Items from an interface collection
——————————

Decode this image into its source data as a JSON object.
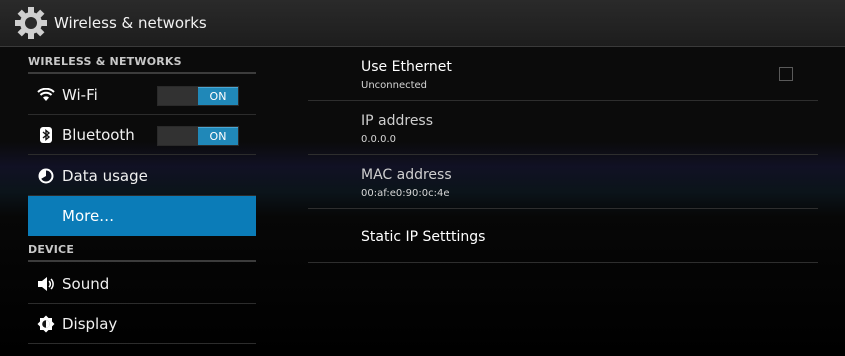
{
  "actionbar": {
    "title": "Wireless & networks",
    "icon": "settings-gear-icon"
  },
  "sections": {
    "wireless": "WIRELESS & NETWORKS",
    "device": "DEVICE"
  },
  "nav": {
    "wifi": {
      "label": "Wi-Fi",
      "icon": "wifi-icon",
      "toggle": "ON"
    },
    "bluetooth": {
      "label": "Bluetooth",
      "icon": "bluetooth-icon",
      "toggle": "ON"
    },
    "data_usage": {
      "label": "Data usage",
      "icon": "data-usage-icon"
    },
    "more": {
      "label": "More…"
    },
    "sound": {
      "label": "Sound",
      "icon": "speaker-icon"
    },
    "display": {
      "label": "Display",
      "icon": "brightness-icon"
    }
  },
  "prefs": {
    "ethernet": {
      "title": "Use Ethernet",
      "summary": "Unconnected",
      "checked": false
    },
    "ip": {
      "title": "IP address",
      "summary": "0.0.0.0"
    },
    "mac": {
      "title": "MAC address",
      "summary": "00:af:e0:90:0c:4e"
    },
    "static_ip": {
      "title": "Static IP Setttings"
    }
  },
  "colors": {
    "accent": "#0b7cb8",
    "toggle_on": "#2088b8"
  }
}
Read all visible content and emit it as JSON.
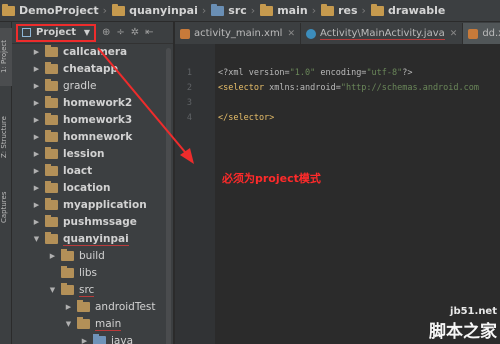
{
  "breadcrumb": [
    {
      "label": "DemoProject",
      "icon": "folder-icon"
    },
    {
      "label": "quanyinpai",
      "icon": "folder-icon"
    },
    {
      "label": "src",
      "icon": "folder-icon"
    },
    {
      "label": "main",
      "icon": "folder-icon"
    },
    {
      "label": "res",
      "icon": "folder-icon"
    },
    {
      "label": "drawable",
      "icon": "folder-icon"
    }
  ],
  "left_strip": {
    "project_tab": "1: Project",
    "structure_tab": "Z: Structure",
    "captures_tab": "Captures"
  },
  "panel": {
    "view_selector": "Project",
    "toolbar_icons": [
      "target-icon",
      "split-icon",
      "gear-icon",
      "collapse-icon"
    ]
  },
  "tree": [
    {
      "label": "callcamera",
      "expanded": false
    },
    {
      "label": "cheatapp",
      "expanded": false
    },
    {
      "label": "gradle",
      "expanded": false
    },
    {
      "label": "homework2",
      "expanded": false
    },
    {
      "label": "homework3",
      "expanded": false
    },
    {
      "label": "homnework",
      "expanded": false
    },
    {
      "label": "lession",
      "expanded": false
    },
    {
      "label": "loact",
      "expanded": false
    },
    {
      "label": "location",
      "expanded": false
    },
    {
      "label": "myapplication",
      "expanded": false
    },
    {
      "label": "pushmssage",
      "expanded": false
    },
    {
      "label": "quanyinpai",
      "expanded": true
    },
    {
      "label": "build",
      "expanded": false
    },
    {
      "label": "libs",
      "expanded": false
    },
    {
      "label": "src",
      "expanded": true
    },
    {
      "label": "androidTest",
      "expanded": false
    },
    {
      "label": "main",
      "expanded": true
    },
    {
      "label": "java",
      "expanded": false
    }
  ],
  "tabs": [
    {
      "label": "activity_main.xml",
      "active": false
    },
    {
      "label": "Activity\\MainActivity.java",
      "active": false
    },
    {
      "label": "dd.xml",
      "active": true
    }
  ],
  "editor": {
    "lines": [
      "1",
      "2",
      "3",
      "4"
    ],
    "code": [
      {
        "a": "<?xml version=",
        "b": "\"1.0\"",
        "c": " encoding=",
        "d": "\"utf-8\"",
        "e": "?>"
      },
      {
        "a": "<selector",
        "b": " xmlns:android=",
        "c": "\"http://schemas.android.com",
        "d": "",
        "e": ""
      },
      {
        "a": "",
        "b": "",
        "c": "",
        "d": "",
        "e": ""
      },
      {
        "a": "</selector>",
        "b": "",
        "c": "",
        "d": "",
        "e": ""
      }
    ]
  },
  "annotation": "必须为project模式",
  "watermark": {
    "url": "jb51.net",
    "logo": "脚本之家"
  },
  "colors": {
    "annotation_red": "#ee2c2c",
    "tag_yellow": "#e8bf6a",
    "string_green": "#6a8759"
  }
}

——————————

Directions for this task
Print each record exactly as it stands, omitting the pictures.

Reply
Decode this image into its source data as a JSON object.
{
  "actionbar": {
    "title": "Wireless & networks",
    "icon": "settings-gear-icon"
  },
  "sections": {
    "wireless": "WIRELESS & NETWORKS",
    "device": "DEVICE"
  },
  "nav": {
    "wifi": {
      "label": "Wi-Fi",
      "icon": "wifi-icon",
      "toggle": "ON"
    },
    "bluetooth": {
      "label": "Bluetooth",
      "icon": "bluetooth-icon",
      "toggle": "ON"
    },
    "data_usage": {
      "label": "Data usage",
      "icon": "data-usage-icon"
    },
    "more": {
      "label": "More…"
    },
    "sound": {
      "label": "Sound",
      "icon": "speaker-icon"
    },
    "display": {
      "label": "Display",
      "icon": "brightness-icon"
    }
  },
  "prefs": {
    "ethernet": {
      "title": "Use Ethernet",
      "summary": "Unconnected",
      "checked": false
    },
    "ip": {
      "title": "IP address",
      "summary": "0.0.0.0"
    },
    "mac": {
      "title": "MAC address",
      "summary": "00:af:e0:90:0c:4e"
    },
    "static_ip": {
      "title": "Static IP Setttings"
    }
  },
  "colors": {
    "accent": "#0b7cb8",
    "toggle_on": "#2088b8"
  }
}
Read all visible content and emit it as JSON.
{
  "breadcrumb": [
    {
      "label": "DemoProject",
      "icon": "folder-icon"
    },
    {
      "label": "quanyinpai",
      "icon": "folder-icon"
    },
    {
      "label": "src",
      "icon": "folder-icon"
    },
    {
      "label": "main",
      "icon": "folder-icon"
    },
    {
      "label": "res",
      "icon": "folder-icon"
    },
    {
      "label": "drawable",
      "icon": "folder-icon"
    }
  ],
  "left_strip": {
    "project_tab": "1: Project",
    "structure_tab": "Z: Structure",
    "captures_tab": "Captures"
  },
  "panel": {
    "view_selector": "Project",
    "toolbar_icons": [
      "target-icon",
      "split-icon",
      "gear-icon",
      "collapse-icon"
    ]
  },
  "tree": [
    {
      "label": "callcamera",
      "expanded": false
    },
    {
      "label": "cheatapp",
      "expanded": false
    },
    {
      "label": "gradle",
      "expanded": false
    },
    {
      "label": "homework2",
      "expanded": false
    },
    {
      "label": "homework3",
      "expanded": false
    },
    {
      "label": "homnework",
      "expanded": false
    },
    {
      "label": "lession",
      "expanded": false
    },
    {
      "label": "loact",
      "expanded": false
    },
    {
      "label": "location",
      "expanded": false
    },
    {
      "label": "myapplication",
      "expanded": false
    },
    {
      "label": "pushmssage",
      "expanded": false
    },
    {
      "label": "quanyinpai",
      "expanded": true
    },
    {
      "label": "build",
      "expanded": false
    },
    {
      "label": "libs",
      "expanded": false
    },
    {
      "label": "src",
      "expanded": true
    },
    {
      "label": "androidTest",
      "expanded": false
    },
    {
      "label": "main",
      "expanded": true
    },
    {
      "label": "java",
      "expanded": false
    }
  ],
  "tabs": [
    {
      "label": "activity_main.xml",
      "active": false
    },
    {
      "label": "Activity\\MainActivity.java",
      "active": false
    },
    {
      "label": "dd.xml",
      "active": true
    }
  ],
  "editor": {
    "lines": [
      "1",
      "2",
      "3",
      "4"
    ],
    "code": [
      {
        "a": "<?xml version=",
        "b": "\"1.0\"",
        "c": " encoding=",
        "d": "\"utf-8\"",
        "e": "?>"
      },
      {
        "a": "<selector",
        "b": " xmlns:android=",
        "c": "\"http://schemas.android.com",
        "d": "",
        "e": ""
      },
      {
        "a": "",
        "b": "",
        "c": "",
        "d": "",
        "e": ""
      },
      {
        "a": "</selector>",
        "b": "",
        "c": "",
        "d": "",
        "e": ""
      }
    ]
  },
  "annotation": "必须为project模式",
  "watermark": {
    "url": "jb51.net",
    "logo": "脚本之家"
  },
  "colors": {
    "annotation_red": "#ee2c2c",
    "tag_yellow": "#e8bf6a",
    "string_green": "#6a8759"
  }
}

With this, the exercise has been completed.